Records for the exercise:
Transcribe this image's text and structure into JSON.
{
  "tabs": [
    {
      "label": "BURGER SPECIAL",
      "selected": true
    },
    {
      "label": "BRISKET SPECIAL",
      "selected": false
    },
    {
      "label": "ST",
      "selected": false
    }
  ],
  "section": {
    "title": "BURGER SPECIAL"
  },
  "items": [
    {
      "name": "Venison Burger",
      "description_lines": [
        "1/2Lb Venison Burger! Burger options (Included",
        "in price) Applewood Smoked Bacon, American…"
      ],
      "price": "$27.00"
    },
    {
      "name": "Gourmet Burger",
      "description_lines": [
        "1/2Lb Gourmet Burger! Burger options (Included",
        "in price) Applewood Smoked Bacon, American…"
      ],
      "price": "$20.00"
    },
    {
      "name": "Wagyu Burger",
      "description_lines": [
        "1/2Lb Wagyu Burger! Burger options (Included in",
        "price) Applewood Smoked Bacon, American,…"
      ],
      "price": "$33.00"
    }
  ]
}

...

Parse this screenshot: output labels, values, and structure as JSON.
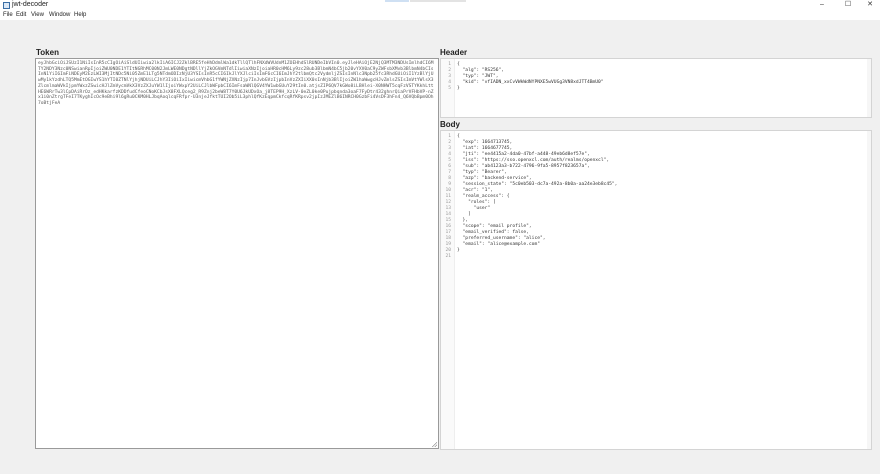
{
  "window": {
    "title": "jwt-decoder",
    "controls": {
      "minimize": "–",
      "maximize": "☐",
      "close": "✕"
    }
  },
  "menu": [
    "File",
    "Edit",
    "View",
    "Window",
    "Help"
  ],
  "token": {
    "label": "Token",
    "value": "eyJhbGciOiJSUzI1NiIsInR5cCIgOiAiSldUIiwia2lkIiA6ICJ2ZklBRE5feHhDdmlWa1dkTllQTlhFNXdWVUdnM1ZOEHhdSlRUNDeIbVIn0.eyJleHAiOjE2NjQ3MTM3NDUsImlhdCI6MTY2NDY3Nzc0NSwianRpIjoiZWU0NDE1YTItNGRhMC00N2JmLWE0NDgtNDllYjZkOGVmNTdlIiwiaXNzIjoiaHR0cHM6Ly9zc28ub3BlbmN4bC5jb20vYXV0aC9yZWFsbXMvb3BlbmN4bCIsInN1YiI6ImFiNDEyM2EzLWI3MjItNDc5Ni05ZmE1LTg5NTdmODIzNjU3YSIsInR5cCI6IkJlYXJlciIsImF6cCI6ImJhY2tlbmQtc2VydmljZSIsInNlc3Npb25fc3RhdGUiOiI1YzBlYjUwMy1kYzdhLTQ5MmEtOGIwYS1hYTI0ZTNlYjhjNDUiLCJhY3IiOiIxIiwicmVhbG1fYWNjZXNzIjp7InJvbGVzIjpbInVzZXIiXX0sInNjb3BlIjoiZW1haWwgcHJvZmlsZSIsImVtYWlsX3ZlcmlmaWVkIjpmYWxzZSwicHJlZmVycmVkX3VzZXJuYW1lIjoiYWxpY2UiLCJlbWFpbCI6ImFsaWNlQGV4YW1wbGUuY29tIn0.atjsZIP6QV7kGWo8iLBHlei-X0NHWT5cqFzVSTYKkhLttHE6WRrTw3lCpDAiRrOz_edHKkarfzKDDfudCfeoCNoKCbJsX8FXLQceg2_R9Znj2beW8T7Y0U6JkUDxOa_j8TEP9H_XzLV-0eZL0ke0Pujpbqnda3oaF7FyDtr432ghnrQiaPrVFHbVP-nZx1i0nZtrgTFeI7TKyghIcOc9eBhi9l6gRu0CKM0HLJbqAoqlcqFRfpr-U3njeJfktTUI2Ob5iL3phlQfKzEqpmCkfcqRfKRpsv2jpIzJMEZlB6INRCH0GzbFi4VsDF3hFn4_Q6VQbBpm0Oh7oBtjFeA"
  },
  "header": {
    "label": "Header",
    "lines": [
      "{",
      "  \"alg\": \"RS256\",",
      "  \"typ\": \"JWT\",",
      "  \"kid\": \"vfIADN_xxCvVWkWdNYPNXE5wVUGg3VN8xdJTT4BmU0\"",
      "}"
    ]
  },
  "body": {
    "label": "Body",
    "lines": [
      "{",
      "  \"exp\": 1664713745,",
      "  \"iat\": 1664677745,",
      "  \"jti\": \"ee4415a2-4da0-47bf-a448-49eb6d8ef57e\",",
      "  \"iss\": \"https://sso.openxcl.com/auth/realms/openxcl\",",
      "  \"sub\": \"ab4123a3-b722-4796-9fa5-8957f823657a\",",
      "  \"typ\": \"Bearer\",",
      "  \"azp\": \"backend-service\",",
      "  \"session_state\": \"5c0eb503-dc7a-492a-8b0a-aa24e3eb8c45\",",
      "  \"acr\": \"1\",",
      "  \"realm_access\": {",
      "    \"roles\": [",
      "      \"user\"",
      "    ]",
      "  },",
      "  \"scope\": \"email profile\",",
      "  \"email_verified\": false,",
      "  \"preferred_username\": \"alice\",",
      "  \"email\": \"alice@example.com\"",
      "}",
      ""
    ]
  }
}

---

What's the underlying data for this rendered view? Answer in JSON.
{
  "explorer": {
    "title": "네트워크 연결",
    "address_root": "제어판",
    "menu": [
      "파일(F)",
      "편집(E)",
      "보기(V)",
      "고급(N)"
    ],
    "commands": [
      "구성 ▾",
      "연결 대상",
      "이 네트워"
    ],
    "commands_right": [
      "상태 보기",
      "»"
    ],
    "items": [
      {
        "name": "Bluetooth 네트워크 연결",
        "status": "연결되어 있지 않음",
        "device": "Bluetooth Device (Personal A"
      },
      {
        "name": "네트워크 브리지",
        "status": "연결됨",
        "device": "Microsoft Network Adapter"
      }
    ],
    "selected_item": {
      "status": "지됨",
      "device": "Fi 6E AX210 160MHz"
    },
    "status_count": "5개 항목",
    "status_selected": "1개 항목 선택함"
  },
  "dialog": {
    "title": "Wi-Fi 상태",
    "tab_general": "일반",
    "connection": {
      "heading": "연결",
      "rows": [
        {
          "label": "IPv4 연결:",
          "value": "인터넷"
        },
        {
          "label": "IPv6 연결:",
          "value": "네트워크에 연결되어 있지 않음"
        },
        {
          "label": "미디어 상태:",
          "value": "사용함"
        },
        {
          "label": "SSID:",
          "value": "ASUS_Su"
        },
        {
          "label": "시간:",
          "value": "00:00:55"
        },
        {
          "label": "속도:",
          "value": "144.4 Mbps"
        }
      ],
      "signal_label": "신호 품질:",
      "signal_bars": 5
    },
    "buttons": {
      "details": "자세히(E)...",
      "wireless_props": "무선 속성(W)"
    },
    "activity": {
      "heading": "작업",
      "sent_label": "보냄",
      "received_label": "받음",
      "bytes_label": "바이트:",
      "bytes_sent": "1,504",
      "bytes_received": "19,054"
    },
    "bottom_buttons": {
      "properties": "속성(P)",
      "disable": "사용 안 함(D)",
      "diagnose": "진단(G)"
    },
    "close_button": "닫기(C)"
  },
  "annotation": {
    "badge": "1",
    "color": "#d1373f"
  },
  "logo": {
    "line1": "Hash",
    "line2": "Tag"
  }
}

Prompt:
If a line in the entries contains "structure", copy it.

Written response:
Transcribe this image's text and structure into JSON.
Parse this screenshot: output labels, values, and structure as JSON.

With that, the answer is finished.